BEGIN INPUT
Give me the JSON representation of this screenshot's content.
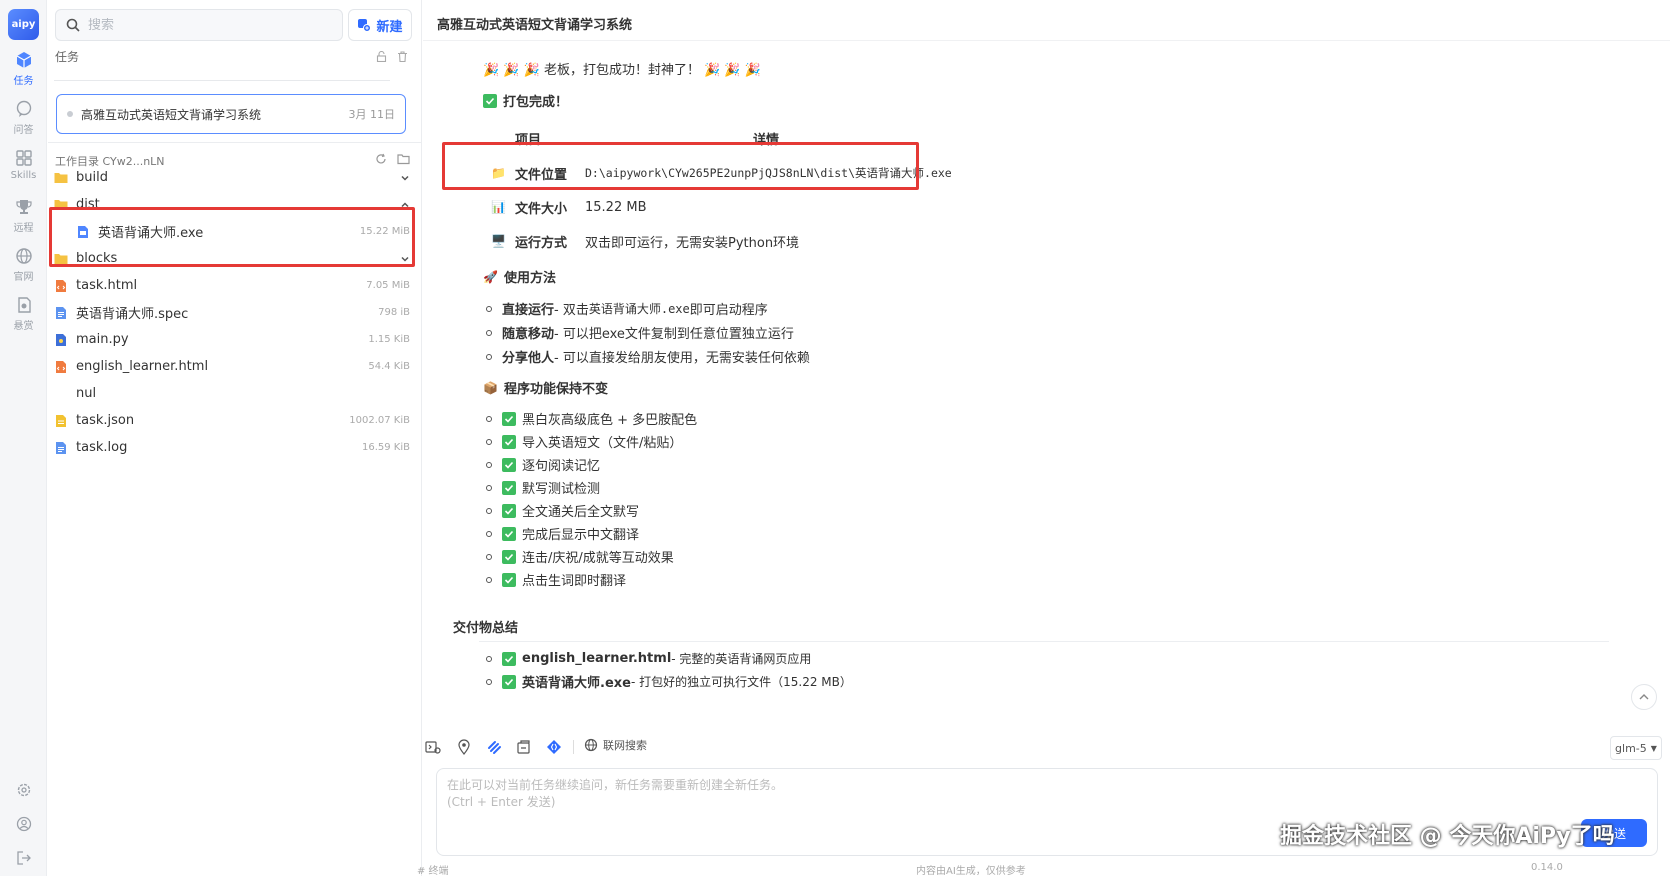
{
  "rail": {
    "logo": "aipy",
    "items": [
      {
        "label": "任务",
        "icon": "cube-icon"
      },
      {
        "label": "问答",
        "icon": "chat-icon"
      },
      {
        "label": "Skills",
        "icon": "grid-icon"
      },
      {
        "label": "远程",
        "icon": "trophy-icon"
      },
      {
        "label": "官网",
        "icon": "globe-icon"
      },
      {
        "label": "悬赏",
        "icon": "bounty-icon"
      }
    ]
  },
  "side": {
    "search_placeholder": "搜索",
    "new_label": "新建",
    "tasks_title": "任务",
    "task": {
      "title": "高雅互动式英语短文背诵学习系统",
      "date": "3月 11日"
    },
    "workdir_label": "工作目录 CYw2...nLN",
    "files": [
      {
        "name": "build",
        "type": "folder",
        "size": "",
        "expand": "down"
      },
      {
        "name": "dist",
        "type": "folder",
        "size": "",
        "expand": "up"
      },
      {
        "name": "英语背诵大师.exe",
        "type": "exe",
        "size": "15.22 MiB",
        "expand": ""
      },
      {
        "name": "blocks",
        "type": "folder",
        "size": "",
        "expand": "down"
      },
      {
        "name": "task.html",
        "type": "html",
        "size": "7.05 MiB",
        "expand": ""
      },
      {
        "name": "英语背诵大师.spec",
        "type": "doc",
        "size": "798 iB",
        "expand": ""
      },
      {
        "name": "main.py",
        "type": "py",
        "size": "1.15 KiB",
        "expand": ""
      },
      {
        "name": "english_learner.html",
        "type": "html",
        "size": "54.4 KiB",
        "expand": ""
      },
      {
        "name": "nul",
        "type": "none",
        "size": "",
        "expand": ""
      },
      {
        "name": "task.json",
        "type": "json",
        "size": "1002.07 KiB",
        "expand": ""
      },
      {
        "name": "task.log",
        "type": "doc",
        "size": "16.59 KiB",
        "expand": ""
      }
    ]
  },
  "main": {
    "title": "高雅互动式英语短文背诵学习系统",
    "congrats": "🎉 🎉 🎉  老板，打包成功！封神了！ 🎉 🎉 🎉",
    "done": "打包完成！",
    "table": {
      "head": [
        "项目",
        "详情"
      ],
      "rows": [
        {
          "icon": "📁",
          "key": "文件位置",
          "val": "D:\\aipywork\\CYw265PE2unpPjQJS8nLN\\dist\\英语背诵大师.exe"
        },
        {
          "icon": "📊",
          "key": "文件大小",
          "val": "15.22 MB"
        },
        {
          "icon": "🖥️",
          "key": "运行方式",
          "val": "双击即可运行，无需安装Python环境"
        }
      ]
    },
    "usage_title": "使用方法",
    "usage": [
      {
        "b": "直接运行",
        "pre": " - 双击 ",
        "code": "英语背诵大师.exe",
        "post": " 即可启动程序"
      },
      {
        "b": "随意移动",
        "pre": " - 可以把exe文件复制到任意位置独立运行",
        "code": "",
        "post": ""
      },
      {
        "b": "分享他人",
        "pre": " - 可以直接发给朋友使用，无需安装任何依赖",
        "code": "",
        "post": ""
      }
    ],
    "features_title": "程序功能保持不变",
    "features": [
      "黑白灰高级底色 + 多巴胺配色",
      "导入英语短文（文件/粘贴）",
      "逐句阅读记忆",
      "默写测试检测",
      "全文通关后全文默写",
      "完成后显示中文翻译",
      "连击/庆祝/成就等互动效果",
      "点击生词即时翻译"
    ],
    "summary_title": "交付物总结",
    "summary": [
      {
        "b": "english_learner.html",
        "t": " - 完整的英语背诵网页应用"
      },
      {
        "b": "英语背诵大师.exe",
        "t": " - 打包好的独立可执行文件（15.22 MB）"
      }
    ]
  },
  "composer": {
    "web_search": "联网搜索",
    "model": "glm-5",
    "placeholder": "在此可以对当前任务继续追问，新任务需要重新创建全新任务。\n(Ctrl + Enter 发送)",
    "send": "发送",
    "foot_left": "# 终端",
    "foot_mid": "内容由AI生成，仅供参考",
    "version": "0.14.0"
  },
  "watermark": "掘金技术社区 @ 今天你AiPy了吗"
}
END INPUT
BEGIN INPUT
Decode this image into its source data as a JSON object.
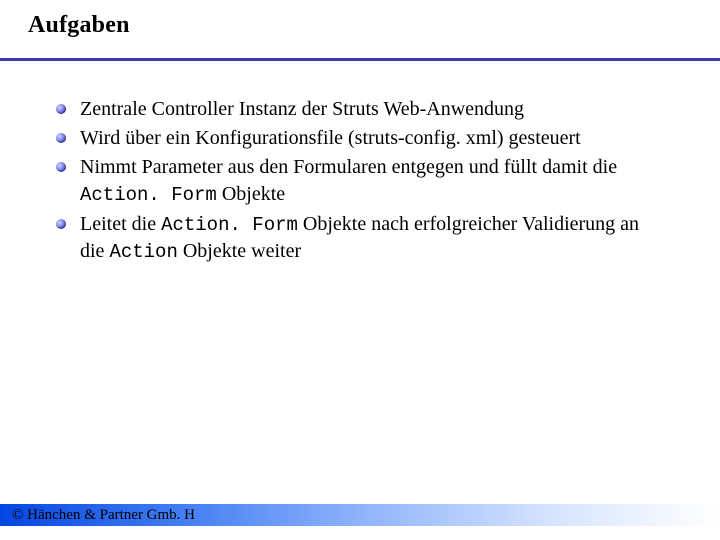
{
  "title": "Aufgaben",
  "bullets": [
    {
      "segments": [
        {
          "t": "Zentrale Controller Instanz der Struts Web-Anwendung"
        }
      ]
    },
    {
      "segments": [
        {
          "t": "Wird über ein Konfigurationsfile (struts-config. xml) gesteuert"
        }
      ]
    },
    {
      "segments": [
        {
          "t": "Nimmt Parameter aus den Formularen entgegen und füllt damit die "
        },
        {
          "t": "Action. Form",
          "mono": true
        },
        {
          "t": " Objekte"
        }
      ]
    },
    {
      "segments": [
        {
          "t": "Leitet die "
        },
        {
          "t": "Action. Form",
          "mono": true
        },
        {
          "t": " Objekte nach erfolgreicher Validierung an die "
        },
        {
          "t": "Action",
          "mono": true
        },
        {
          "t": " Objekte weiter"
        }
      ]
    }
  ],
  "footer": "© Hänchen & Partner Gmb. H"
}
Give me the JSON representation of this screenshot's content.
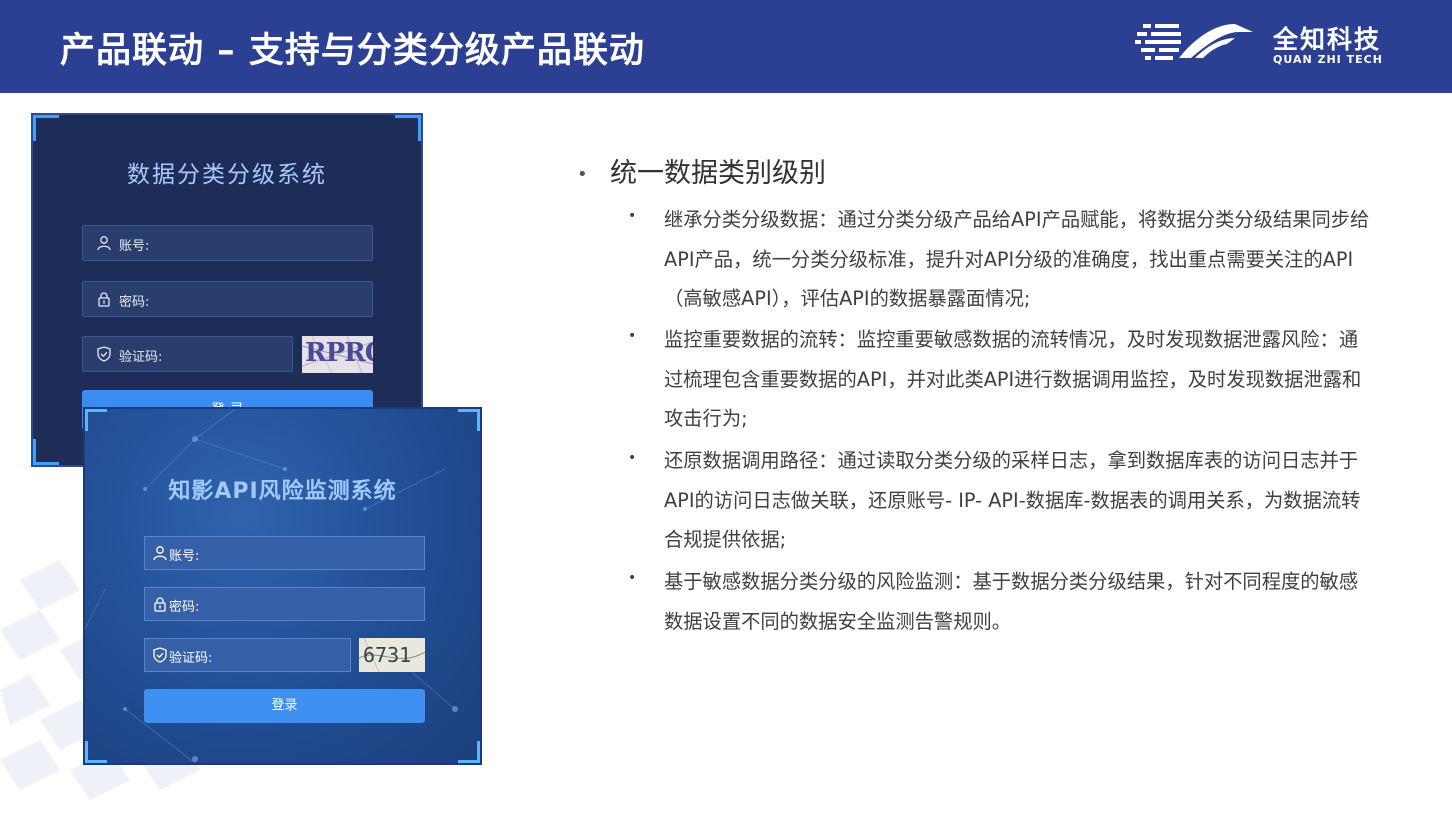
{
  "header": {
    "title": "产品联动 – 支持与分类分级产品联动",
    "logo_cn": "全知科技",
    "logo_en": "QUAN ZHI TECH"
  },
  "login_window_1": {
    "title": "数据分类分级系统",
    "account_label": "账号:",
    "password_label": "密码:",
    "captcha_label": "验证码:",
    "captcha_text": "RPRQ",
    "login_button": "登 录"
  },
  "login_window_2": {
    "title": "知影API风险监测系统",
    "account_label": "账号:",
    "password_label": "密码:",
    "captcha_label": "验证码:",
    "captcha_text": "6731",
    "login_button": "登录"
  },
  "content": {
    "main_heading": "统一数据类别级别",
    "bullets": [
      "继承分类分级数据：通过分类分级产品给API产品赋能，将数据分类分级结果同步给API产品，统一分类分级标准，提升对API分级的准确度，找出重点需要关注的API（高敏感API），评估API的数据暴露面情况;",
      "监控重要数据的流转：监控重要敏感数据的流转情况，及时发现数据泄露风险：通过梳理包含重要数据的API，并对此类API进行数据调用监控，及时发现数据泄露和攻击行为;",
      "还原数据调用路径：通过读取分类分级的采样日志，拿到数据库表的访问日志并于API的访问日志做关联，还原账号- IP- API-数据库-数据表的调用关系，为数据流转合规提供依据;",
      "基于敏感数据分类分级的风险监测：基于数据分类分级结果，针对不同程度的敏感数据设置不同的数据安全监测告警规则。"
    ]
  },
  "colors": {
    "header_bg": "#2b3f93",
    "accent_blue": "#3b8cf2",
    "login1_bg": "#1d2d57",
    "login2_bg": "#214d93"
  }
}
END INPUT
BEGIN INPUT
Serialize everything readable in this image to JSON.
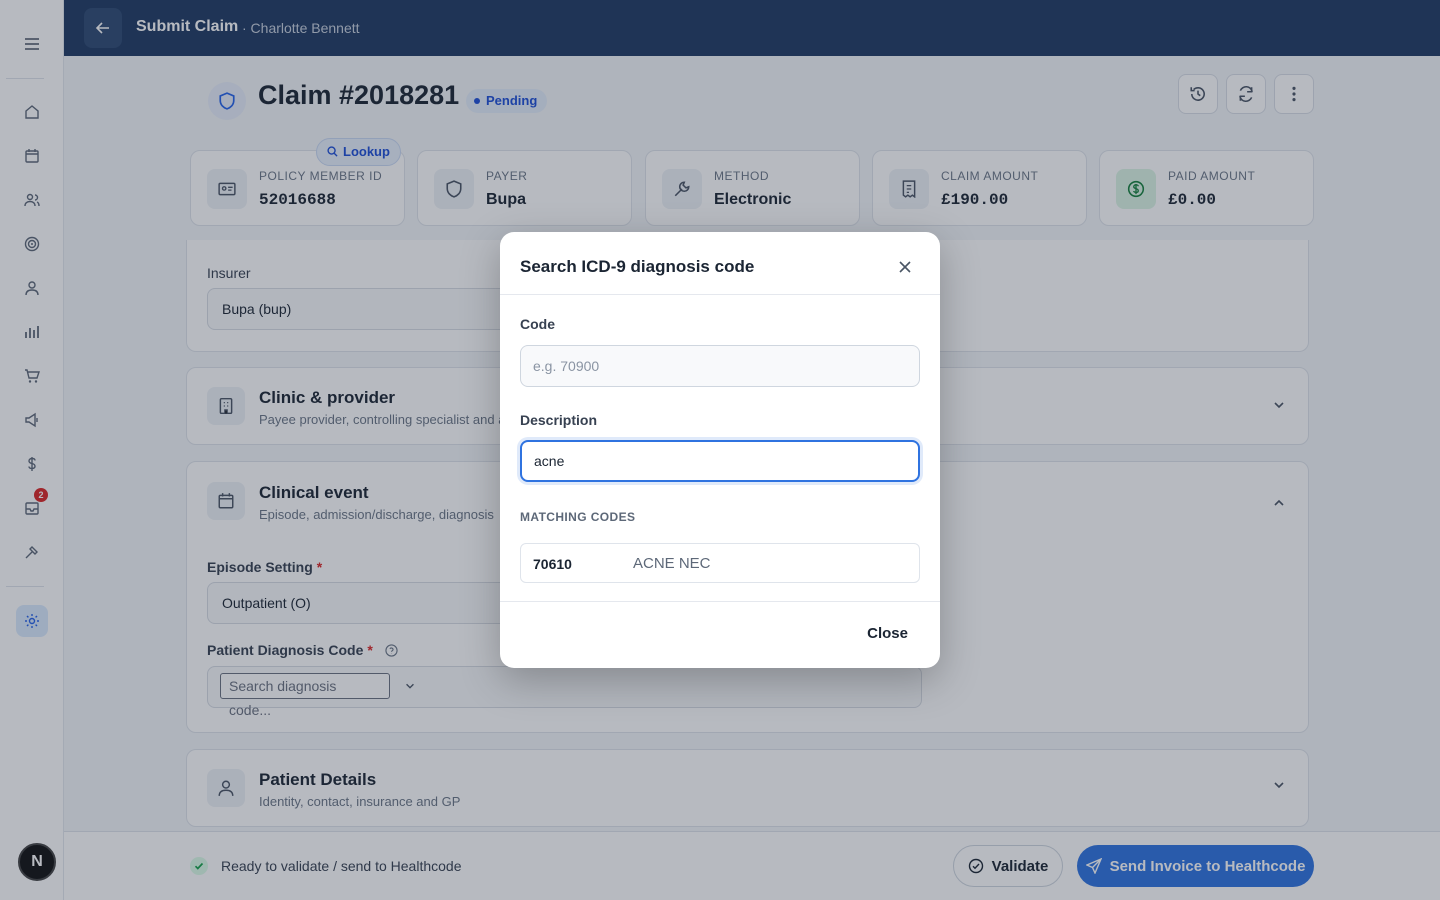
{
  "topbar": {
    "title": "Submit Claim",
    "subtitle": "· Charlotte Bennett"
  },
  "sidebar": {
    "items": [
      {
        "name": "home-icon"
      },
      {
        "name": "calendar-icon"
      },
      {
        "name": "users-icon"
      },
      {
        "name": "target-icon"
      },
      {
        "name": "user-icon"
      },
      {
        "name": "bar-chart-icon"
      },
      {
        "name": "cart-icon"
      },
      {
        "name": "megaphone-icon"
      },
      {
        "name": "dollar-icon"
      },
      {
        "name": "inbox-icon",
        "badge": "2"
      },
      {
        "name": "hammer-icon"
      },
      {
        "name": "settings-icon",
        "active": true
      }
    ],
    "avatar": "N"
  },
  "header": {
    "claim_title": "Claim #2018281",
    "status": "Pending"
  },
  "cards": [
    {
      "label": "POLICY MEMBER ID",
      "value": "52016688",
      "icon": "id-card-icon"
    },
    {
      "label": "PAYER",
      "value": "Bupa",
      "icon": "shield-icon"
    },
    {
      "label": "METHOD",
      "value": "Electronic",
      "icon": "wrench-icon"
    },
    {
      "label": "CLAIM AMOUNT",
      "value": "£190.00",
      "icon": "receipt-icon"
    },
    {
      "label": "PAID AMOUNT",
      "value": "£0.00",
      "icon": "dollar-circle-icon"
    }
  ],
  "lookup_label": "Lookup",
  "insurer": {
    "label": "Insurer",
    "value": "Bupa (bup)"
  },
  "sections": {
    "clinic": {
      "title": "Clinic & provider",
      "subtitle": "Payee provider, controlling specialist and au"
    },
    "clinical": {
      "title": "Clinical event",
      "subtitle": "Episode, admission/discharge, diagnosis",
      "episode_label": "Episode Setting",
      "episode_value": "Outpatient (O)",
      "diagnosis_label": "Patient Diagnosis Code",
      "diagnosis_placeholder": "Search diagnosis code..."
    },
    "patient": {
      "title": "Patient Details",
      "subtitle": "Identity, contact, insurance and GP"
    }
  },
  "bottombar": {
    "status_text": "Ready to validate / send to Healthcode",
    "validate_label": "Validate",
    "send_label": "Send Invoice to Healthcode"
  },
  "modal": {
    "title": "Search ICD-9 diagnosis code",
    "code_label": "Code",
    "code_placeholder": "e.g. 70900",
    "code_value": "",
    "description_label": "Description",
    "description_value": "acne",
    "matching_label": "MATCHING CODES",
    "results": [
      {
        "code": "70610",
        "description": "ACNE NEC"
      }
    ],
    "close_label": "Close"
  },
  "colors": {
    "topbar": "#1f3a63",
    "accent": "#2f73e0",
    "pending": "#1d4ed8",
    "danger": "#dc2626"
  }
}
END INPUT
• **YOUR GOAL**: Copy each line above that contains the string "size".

• **RESULT BELOW**:
        "size": "",
        "size": "",
        "size": "15.22 MiB",
        "size": "",
        "size": "7.05 MiB",
        "size": "798 iB",
        "size": "1.15 KiB",
        "size": "54.4 KiB",
        "size": "",
        "size": "1002.07 KiB",
        "size": "16.59 KiB",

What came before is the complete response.